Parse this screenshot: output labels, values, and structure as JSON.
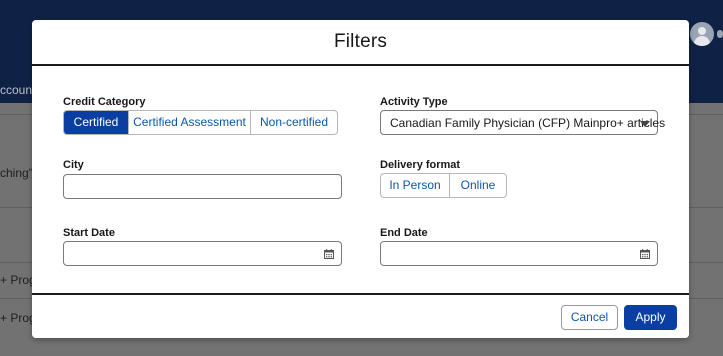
{
  "background": {
    "nav_fragment": "ccount",
    "search_fragment": "ching\" o",
    "row_fragment_1": "+ Progr",
    "row_fragment_2": "+ Progr"
  },
  "modal": {
    "title": "Filters",
    "credit_category": {
      "label": "Credit Category",
      "options": [
        "Certified",
        "Certified Assessment",
        "Non-certified"
      ],
      "selected": "Certified"
    },
    "activity_type": {
      "label": "Activity Type",
      "value": "Canadian Family Physician (CFP) Mainpro+ articles"
    },
    "city": {
      "label": "City",
      "value": ""
    },
    "delivery_format": {
      "label": "Delivery format",
      "options": [
        "In Person",
        "Online"
      ]
    },
    "start_date": {
      "label": "Start Date",
      "value": ""
    },
    "end_date": {
      "label": "End Date",
      "value": ""
    },
    "buttons": {
      "cancel": "Cancel",
      "apply": "Apply"
    }
  },
  "colors": {
    "brand_blue": "#0b3ea3",
    "link_blue": "#0b57a7",
    "header_navy": "#0f2246"
  }
}
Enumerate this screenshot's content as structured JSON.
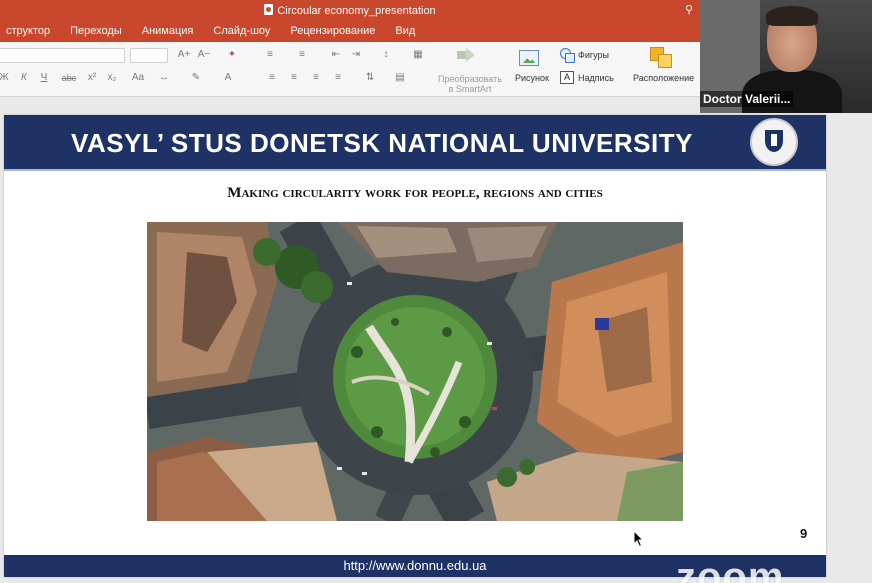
{
  "app": {
    "document_title": "Circoular economy_presentation",
    "tabs": [
      "структор",
      "Переходы",
      "Анимация",
      "Слайд-шоу",
      "Рецензирование",
      "Вид"
    ]
  },
  "ribbon": {
    "smartart_label_line1": "Преобразовать",
    "smartart_label_line2": "в SmartArt",
    "picture_label": "Рисунок",
    "shapes_label": "Фигуры",
    "textbox_label": "Надпись",
    "arrange_label": "Расположение",
    "font_buttons": [
      "A+",
      "A−",
      "Ж",
      "К",
      "Ч",
      "abc",
      "x²",
      "x₂",
      "Aa",
      "A"
    ]
  },
  "webcam": {
    "participant_name": "Doctor Valerii..."
  },
  "slide": {
    "header_title": "VASYL’ STUS DONETSK NATIONAL UNIVERSITY",
    "subtitle": "Making circularity work for people, regions and cities",
    "slide_number": "9",
    "footer_url": "http://www.donnu.edu.ua"
  },
  "overlay": {
    "watermark": "zoom"
  },
  "colors": {
    "ribbon_accent": "#c8472d",
    "slide_navy": "#1f3265"
  }
}
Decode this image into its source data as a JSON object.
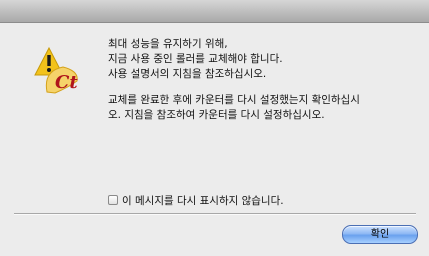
{
  "message": {
    "paragraph1": "최대 성능을 유지하기 위해,\n지금 사용 중인 롤러를 교체해야 합니다.\n사용 설명서의 지침을 참조하십시오.",
    "paragraph2": "교체를 완료한 후에 카운터를 다시 설정했는지 확인하십시\n오. 지침을 참조하여 카운터를 다시 설정하십시오."
  },
  "suppress_option": {
    "label": "이 메시지를 다시 표시하지 않습니다.",
    "checked": false
  },
  "buttons": {
    "ok_label": "확인"
  },
  "icon": {
    "name": "caution-icon",
    "badge_text": "Ct",
    "colors": {
      "triangle": "#f2c21b",
      "mark": "#1a1a1a",
      "badge_fill": "#f5d36a",
      "badge_text": "#b0151b"
    }
  }
}
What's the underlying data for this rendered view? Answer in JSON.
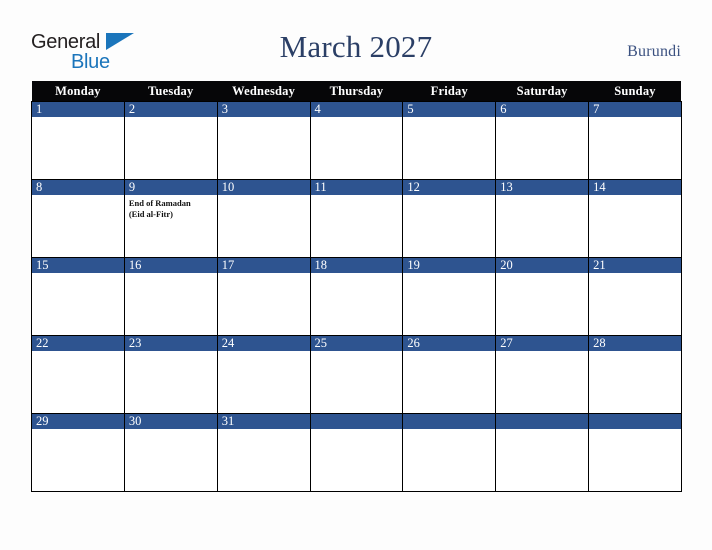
{
  "brand": {
    "line1": "General",
    "line2": "Blue",
    "triangle_color": "#1b75bb",
    "text_color": "#231f20"
  },
  "header": {
    "title": "March 2027",
    "country": "Burundi",
    "title_color": "#2b3f66"
  },
  "calendar": {
    "weekday_headers": [
      "Monday",
      "Tuesday",
      "Wednesday",
      "Thursday",
      "Friday",
      "Saturday",
      "Sunday"
    ],
    "header_bg": "#060608",
    "daynum_bg": "#2e5490",
    "weeks": [
      [
        {
          "day": "1",
          "events": []
        },
        {
          "day": "2",
          "events": []
        },
        {
          "day": "3",
          "events": []
        },
        {
          "day": "4",
          "events": []
        },
        {
          "day": "5",
          "events": []
        },
        {
          "day": "6",
          "events": []
        },
        {
          "day": "7",
          "events": []
        }
      ],
      [
        {
          "day": "8",
          "events": []
        },
        {
          "day": "9",
          "events": [
            "End of Ramadan",
            "(Eid al-Fitr)"
          ]
        },
        {
          "day": "10",
          "events": []
        },
        {
          "day": "11",
          "events": []
        },
        {
          "day": "12",
          "events": []
        },
        {
          "day": "13",
          "events": []
        },
        {
          "day": "14",
          "events": []
        }
      ],
      [
        {
          "day": "15",
          "events": []
        },
        {
          "day": "16",
          "events": []
        },
        {
          "day": "17",
          "events": []
        },
        {
          "day": "18",
          "events": []
        },
        {
          "day": "19",
          "events": []
        },
        {
          "day": "20",
          "events": []
        },
        {
          "day": "21",
          "events": []
        }
      ],
      [
        {
          "day": "22",
          "events": []
        },
        {
          "day": "23",
          "events": []
        },
        {
          "day": "24",
          "events": []
        },
        {
          "day": "25",
          "events": []
        },
        {
          "day": "26",
          "events": []
        },
        {
          "day": "27",
          "events": []
        },
        {
          "day": "28",
          "events": []
        }
      ],
      [
        {
          "day": "29",
          "events": []
        },
        {
          "day": "30",
          "events": []
        },
        {
          "day": "31",
          "events": []
        },
        {
          "day": "",
          "events": []
        },
        {
          "day": "",
          "events": []
        },
        {
          "day": "",
          "events": []
        },
        {
          "day": "",
          "events": []
        }
      ]
    ]
  }
}
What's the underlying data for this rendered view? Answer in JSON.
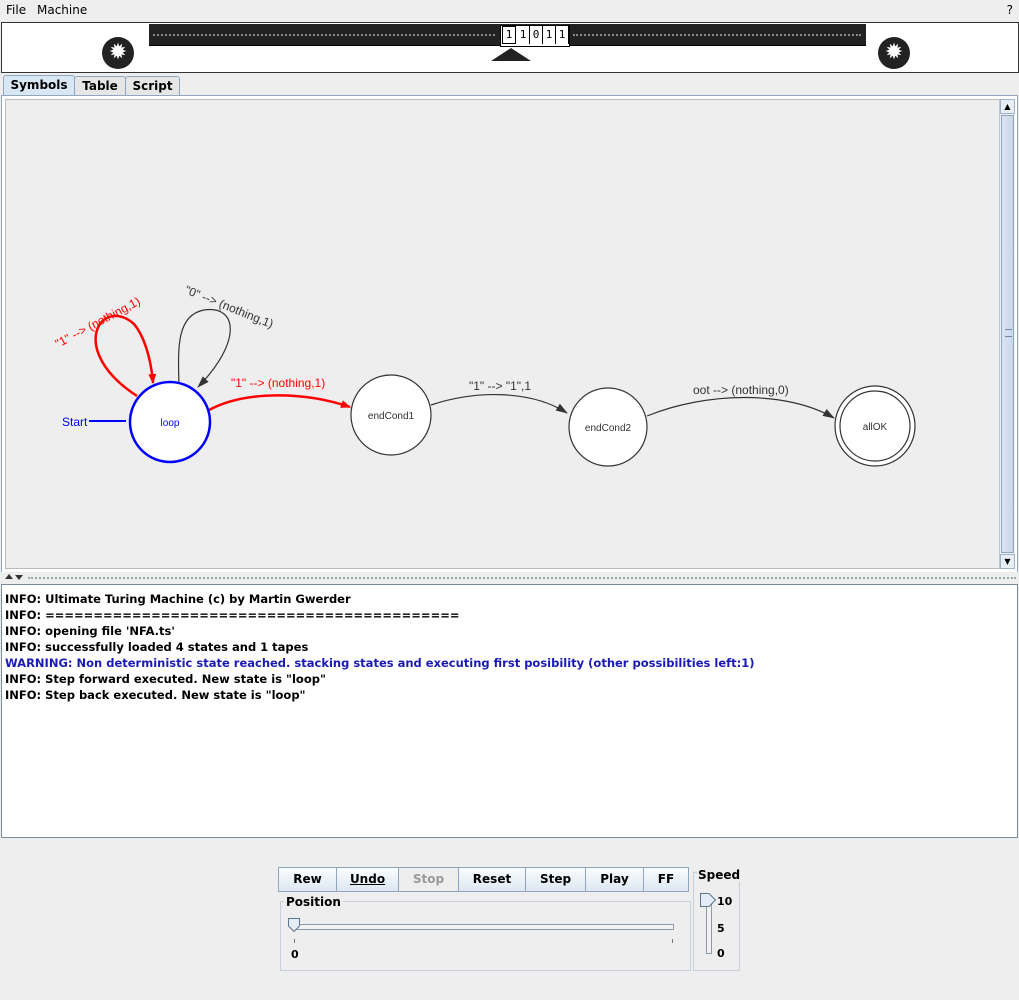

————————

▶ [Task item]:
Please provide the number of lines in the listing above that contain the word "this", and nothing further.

▶ [Response to the task]:
5